Entries from a dataset of interfaces

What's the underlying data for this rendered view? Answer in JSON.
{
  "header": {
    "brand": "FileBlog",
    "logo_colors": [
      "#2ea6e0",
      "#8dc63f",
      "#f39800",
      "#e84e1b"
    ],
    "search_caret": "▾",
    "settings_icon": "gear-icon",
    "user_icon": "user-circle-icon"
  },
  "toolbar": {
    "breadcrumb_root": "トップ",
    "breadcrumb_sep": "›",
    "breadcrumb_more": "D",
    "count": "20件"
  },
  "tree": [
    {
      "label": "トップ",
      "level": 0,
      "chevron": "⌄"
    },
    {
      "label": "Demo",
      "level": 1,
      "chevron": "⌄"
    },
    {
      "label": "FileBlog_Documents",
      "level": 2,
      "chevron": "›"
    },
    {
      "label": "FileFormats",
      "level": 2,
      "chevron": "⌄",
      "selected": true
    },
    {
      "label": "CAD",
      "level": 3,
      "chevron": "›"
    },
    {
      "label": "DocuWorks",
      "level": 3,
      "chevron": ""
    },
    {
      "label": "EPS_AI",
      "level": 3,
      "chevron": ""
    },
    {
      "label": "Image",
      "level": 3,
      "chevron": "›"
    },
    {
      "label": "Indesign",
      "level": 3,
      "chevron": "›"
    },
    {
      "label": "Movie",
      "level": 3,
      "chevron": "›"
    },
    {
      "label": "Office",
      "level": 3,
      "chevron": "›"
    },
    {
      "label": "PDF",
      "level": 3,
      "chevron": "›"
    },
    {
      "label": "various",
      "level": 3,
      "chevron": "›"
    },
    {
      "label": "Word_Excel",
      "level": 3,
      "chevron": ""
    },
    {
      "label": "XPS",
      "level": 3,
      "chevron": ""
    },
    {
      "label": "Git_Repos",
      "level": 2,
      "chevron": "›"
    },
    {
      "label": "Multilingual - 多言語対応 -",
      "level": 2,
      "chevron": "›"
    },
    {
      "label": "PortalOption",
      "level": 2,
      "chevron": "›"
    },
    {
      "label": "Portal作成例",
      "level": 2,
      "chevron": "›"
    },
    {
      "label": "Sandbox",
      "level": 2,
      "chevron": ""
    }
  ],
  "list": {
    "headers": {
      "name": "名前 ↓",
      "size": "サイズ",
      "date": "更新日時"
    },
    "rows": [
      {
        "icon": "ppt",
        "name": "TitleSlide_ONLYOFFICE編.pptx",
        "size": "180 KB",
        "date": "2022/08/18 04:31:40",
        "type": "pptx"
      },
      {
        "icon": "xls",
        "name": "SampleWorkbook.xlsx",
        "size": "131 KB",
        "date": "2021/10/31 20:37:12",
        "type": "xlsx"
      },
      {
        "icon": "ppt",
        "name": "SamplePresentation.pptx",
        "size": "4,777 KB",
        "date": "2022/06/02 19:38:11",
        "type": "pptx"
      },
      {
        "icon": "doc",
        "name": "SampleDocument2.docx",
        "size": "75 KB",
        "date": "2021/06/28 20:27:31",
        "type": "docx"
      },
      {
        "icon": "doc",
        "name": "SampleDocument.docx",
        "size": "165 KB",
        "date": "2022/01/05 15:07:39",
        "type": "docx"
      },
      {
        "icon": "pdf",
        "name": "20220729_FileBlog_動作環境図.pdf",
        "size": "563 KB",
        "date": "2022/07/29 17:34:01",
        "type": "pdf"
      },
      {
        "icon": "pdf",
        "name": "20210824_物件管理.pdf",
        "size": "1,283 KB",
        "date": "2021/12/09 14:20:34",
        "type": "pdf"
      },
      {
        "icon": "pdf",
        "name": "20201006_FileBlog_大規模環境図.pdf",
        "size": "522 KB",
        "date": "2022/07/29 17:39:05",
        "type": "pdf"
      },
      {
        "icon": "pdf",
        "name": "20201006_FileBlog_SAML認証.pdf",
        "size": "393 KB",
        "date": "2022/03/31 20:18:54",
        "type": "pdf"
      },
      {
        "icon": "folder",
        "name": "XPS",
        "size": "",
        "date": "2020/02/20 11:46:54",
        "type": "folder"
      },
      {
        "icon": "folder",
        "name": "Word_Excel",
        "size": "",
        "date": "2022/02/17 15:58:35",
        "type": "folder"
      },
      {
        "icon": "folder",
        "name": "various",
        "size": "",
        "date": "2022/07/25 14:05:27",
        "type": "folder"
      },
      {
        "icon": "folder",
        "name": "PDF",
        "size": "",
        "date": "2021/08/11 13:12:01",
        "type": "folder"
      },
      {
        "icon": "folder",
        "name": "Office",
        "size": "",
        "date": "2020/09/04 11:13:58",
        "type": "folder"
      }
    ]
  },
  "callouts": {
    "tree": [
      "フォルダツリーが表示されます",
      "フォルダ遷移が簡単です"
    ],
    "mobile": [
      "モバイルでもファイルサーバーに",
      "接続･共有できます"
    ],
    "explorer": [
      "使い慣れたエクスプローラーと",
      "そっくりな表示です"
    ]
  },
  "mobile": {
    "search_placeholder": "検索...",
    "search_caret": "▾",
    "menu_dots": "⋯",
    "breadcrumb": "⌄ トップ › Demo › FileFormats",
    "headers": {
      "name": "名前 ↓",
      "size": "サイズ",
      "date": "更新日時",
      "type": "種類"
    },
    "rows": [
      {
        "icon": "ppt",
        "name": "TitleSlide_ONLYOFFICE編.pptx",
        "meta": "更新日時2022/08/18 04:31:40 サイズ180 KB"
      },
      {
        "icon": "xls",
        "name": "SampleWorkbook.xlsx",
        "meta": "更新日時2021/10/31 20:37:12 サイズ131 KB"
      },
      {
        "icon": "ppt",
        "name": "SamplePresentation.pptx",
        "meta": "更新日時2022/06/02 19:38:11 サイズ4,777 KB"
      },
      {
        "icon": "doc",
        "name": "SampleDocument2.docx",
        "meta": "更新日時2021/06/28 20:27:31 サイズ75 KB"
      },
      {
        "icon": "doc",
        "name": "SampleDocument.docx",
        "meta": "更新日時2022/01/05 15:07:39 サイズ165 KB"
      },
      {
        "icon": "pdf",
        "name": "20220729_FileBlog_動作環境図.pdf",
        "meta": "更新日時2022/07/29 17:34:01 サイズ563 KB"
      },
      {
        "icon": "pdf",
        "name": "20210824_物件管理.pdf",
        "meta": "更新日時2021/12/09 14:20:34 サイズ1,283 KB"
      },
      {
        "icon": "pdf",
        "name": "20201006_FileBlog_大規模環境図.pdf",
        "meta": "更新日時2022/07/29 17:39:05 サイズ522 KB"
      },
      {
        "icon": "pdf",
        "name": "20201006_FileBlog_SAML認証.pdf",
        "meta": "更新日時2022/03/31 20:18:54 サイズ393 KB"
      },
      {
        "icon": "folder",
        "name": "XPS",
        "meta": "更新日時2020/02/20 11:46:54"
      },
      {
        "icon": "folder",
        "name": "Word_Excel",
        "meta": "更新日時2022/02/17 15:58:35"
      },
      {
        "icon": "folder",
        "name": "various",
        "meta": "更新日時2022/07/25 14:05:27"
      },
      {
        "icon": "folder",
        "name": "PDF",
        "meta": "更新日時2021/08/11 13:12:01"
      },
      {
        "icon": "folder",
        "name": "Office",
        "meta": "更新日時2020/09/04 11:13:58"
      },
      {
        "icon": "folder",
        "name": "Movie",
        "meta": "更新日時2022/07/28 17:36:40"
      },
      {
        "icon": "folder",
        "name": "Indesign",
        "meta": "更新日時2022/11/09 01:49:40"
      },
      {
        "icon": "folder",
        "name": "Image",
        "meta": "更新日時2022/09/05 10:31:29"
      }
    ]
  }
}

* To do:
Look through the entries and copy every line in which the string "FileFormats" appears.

* Written response:
      "label": "FileFormats",
    "breadcrumb": "⌄ トップ › Demo › FileFormats",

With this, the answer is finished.